- About Us
Sound Transit shows disrespect for Bellevue
Light rail is not appropriate for Bellevue Way/112th SE for several reasons – all vetted in the city of Bellevue's Best Practices document and the Comprehensive Plan.
Environmental impacts such as the destruction of up to 50 homes and businesses, noise, light, and vibration from the operating system as well as the general degradation of the surviving residential and business environment during construction, cannot be denied.
And most profoundly, the stewardship of Bellevue’s birthplace must not be compromised. The Mercer Slough artifact, with its nineteenth and twentieth century topographical and agricultural past, its heritage business and buildings and interpretive nature park represents the future of our City in a Park as it takes its rightful place in the historic culture of the Pacific Northwest.
Breaking Bellevue’s rules and locating East Link on Bellevue Way/112th SE will jeopardize Bellevue’s much revered and envied urban edge city style. The special character of our business district that results from adjacent family homes joining business into one downtown neighborhood will gradually be faced with the typical slums and unkempt territory that mark the border of most other business cores.
Indeed, the Eastern edge of West Bellevue will be severely compromised; business serving the local population will be driven out, a neighborhood park and its dedicated parking will be used as a casual train station or worse, and our 112th SE hospitality industry now a clean and safe neighborhood partner will take on an unhealthy inner-city personality. The omen of Eastlink on Bellevue Way/112th SE is already causing a family neighborhood to be sucked into a future of devaluation and blight.
Mitigation of these effects is a meaningless exercise. While money can bring a simple write off of homes with replacement addresses, and castle walls can shelter those of us within a stone’s throw of the track, how will the noise that injures folks’ health and forfeits their quality of life a half-mile to the West be mitigated? How will the compromise of Mercer Slough’s historic focus be explained, and what will you say to the post Eastlink generation about the sellout of the greater downtown neighborhood and its loss of unique community? Or do you choose to ignore these local issues outright?
The only effective mitigation is to utilize the existing regional transportation corridor.
But leaving the perceived NIMBY issues aside, in the larger context, multi-modal transportation goals do not depend on use of the existing South Bellevue Park and Ride (and it’s link to 112th SE). Crossing Mercer Slough at I-90 where existing track right of way can connect to further north and south destinations as well as enable future eastern access, provides a host of goal oriented design opportunities with vision instead of expediency.
While ridership, cost and timeline are indeed prime parameters for producing an Eastlink line, maintaining and perpetuating the Bellevue vision with efficient transportation for the Eastside community is the overriding goal. Eastlink is a 50-100 year regional transportation system product. You must ask yourselves, what route through Bellevue will best promote that product? And won’t stations connected to I-90 and I-405 reveal the optimum link to a true multi-modal regional transportation system?

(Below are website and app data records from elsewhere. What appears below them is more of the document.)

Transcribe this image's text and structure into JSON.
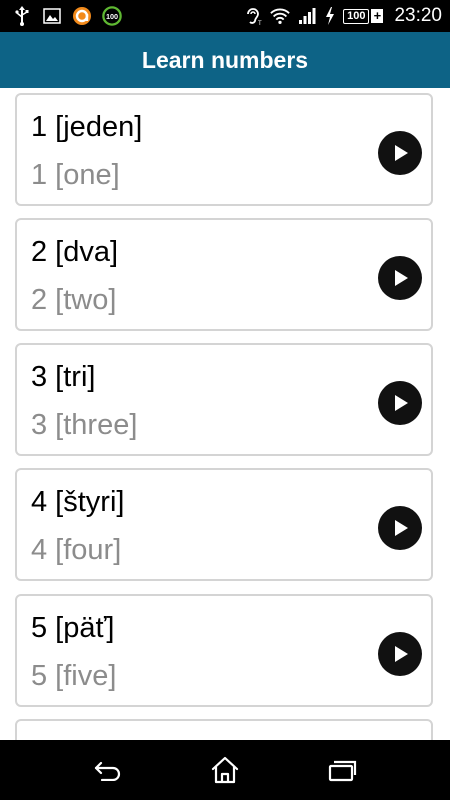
{
  "status_bar": {
    "time": "23:20",
    "battery": "100",
    "badge": "100",
    "icons_left": [
      "usb-icon",
      "image-icon",
      "avast-icon",
      "badge-100-icon"
    ],
    "icons_right": [
      "hearing-aid-icon",
      "wifi-icon",
      "signal-icon",
      "charging-icon",
      "battery-icon"
    ]
  },
  "app_bar": {
    "title": "Learn numbers",
    "color": "#0d6386"
  },
  "items": [
    {
      "native": "1 [jeden]",
      "english": "1 [one]"
    },
    {
      "native": "2 [dva]",
      "english": "2 [two]"
    },
    {
      "native": "3 [tri]",
      "english": "3 [three]"
    },
    {
      "native": "4 [štyri]",
      "english": "4 [four]"
    },
    {
      "native": "5 [päť]",
      "english": "5 [five]"
    }
  ],
  "nav_bar": {
    "buttons": [
      "back-icon",
      "home-icon",
      "recent-apps-icon"
    ]
  }
}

Yes, light rail is not appropriate for Bellevue Way/112th SE for several reasons, but the most meaningful reason is that a practicable alternative may exist.
While the state indeed gave Sound Transit the authority to break the rules, Bellevue indeed does not have to accept this disrespect of our city shown by the current Bellevue Way/112th SE scheme. The inability and unwillingness of Sound Transit to engineer a transportation product that serves our city as well as the region is a glaring violation of public trust. They must take the time and spend my tax dollars as necessary, to honor the greater goal. A quick and dirty system is not what we voted for.
L. Lee Maxwell, Bellevue